[The records]

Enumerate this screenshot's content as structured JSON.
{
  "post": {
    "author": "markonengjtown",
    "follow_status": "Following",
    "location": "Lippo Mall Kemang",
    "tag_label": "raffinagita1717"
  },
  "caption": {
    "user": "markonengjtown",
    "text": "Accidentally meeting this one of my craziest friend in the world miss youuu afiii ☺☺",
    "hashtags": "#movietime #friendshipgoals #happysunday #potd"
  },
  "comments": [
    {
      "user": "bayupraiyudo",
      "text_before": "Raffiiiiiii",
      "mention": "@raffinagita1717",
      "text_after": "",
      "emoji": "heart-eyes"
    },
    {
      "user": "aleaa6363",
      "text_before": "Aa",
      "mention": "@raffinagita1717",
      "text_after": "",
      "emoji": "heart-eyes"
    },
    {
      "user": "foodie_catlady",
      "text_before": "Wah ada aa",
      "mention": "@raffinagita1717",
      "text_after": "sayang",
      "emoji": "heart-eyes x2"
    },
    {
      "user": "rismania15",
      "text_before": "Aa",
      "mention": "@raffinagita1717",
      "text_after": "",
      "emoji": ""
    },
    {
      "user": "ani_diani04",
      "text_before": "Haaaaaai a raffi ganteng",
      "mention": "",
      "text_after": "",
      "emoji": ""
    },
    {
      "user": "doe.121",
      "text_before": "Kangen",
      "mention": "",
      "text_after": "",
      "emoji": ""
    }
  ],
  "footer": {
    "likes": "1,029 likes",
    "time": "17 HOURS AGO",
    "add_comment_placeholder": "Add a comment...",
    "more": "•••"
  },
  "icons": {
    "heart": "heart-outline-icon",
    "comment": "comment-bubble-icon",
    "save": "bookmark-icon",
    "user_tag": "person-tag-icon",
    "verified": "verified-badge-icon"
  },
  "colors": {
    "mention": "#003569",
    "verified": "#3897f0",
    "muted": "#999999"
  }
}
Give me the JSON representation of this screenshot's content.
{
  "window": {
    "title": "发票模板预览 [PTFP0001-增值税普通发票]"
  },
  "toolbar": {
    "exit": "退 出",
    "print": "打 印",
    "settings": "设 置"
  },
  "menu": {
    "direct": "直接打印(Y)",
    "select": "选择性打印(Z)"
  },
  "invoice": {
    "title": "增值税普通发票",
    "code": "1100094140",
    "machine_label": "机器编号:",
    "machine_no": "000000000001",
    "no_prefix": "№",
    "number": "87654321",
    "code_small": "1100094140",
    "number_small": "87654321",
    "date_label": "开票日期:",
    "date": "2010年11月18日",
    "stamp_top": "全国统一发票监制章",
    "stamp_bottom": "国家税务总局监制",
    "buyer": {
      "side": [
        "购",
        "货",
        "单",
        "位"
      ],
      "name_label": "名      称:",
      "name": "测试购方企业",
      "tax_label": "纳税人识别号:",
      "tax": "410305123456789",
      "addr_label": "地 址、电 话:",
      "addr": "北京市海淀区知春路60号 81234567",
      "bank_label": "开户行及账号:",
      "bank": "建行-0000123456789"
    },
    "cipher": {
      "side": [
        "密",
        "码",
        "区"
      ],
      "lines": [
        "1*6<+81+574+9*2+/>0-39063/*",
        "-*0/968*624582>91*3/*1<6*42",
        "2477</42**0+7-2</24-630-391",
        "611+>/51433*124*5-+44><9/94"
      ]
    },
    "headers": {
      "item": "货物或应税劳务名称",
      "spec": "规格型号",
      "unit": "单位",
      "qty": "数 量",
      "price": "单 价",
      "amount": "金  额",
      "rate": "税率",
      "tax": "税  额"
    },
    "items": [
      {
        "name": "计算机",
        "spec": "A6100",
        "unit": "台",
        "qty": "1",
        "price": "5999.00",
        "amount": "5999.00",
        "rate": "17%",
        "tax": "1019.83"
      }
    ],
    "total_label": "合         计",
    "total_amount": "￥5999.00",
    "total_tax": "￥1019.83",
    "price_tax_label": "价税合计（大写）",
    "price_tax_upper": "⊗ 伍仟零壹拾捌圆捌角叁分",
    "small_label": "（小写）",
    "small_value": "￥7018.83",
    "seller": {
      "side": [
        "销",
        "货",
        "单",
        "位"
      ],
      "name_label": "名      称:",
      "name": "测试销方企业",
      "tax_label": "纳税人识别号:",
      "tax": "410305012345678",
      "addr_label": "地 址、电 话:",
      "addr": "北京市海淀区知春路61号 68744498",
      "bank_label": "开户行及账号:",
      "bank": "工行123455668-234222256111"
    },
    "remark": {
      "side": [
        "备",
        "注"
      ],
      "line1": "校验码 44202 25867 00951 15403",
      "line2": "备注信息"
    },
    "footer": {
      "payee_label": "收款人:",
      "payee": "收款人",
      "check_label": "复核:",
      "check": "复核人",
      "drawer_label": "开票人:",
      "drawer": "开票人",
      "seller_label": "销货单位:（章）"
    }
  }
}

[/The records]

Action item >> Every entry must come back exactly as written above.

Response area >>
Enumerate this screenshot's content as structured JSON.
{
  "post": {
    "author": "markonengjtown",
    "follow_status": "Following",
    "location": "Lippo Mall Kemang",
    "tag_label": "raffinagita1717"
  },
  "caption": {
    "user": "markonengjtown",
    "text": "Accidentally meeting this one of my craziest friend in the world miss youuu afiii ☺☺",
    "hashtags": "#movietime #friendshipgoals #happysunday #potd"
  },
  "comments": [
    {
      "user": "bayupraiyudo",
      "text_before": "Raffiiiiiii",
      "mention": "@raffinagita1717",
      "text_after": "",
      "emoji": "heart-eyes"
    },
    {
      "user": "aleaa6363",
      "text_before": "Aa",
      "mention": "@raffinagita1717",
      "text_after": "",
      "emoji": "heart-eyes"
    },
    {
      "user": "foodie_catlady",
      "text_before": "Wah ada aa",
      "mention": "@raffinagita1717",
      "text_after": "sayang",
      "emoji": "heart-eyes x2"
    },
    {
      "user": "rismania15",
      "text_before": "Aa",
      "mention": "@raffinagita1717",
      "text_after": "",
      "emoji": ""
    },
    {
      "user": "ani_diani04",
      "text_before": "Haaaaaai a raffi ganteng",
      "mention": "",
      "text_after": "",
      "emoji": ""
    },
    {
      "user": "doe.121",
      "text_before": "Kangen",
      "mention": "",
      "text_after": "",
      "emoji": ""
    }
  ],
  "footer": {
    "likes": "1,029 likes",
    "time": "17 HOURS AGO",
    "add_comment_placeholder": "Add a comment...",
    "more": "•••"
  },
  "icons": {
    "heart": "heart-outline-icon",
    "comment": "comment-bubble-icon",
    "save": "bookmark-icon",
    "user_tag": "person-tag-icon",
    "verified": "verified-badge-icon"
  },
  "colors": {
    "mention": "#003569",
    "verified": "#3897f0",
    "muted": "#999999"
  }
}
Give me the JSON representation of this screenshot's content.
{
  "window": {
    "title": "发票模板预览 [PTFP0001-增值税普通发票]"
  },
  "toolbar": {
    "exit": "退 出",
    "print": "打 印",
    "settings": "设 置"
  },
  "menu": {
    "direct": "直接打印(Y)",
    "select": "选择性打印(Z)"
  },
  "invoice": {
    "title": "增值税普通发票",
    "code": "1100094140",
    "machine_label": "机器编号:",
    "machine_no": "000000000001",
    "no_prefix": "№",
    "number": "87654321",
    "code_small": "1100094140",
    "number_small": "87654321",
    "date_label": "开票日期:",
    "date": "2010年11月18日",
    "stamp_top": "全国统一发票监制章",
    "stamp_bottom": "国家税务总局监制",
    "buyer": {
      "side": [
        "购",
        "货",
        "单",
        "位"
      ],
      "name_label": "名      称:",
      "name": "测试购方企业",
      "tax_label": "纳税人识别号:",
      "tax": "410305123456789",
      "addr_label": "地 址、电 话:",
      "addr": "北京市海淀区知春路60号 81234567",
      "bank_label": "开户行及账号:",
      "bank": "建行-0000123456789"
    },
    "cipher": {
      "side": [
        "密",
        "码",
        "区"
      ],
      "lines": [
        "1*6<+81+574+9*2+/>0-39063/*",
        "-*0/968*624582>91*3/*1<6*42",
        "2477</42**0+7-2</24-630-391",
        "611+>/51433*124*5-+44><9/94"
      ]
    },
    "headers": {
      "item": "货物或应税劳务名称",
      "spec": "规格型号",
      "unit": "单位",
      "qty": "数 量",
      "price": "单 价",
      "amount": "金  额",
      "rate": "税率",
      "tax": "税  额"
    },
    "items": [
      {
        "name": "计算机",
        "spec": "A6100",
        "unit": "台",
        "qty": "1",
        "price": "5999.00",
        "amount": "5999.00",
        "rate": "17%",
        "tax": "1019.83"
      }
    ],
    "total_label": "合         计",
    "total_amount": "￥5999.00",
    "total_tax": "￥1019.83",
    "price_tax_label": "价税合计（大写）",
    "price_tax_upper": "⊗ 伍仟零壹拾捌圆捌角叁分",
    "small_label": "（小写）",
    "small_value": "￥7018.83",
    "seller": {
      "side": [
        "销",
        "货",
        "单",
        "位"
      ],
      "name_label": "名      称:",
      "name": "测试销方企业",
      "tax_label": "纳税人识别号:",
      "tax": "410305012345678",
      "addr_label": "地 址、电 话:",
      "addr": "北京市海淀区知春路61号 68744498",
      "bank_label": "开户行及账号:",
      "bank": "工行123455668-234222256111"
    },
    "remark": {
      "side": [
        "备",
        "注"
      ],
      "line1": "校验码 44202 25867 00951 15403",
      "line2": "备注信息"
    },
    "footer": {
      "payee_label": "收款人:",
      "payee": "收款人",
      "check_label": "复核:",
      "check": "复核人",
      "drawer_label": "开票人:",
      "drawer": "开票人",
      "seller_label": "销货单位:（章）"
    }
  }
}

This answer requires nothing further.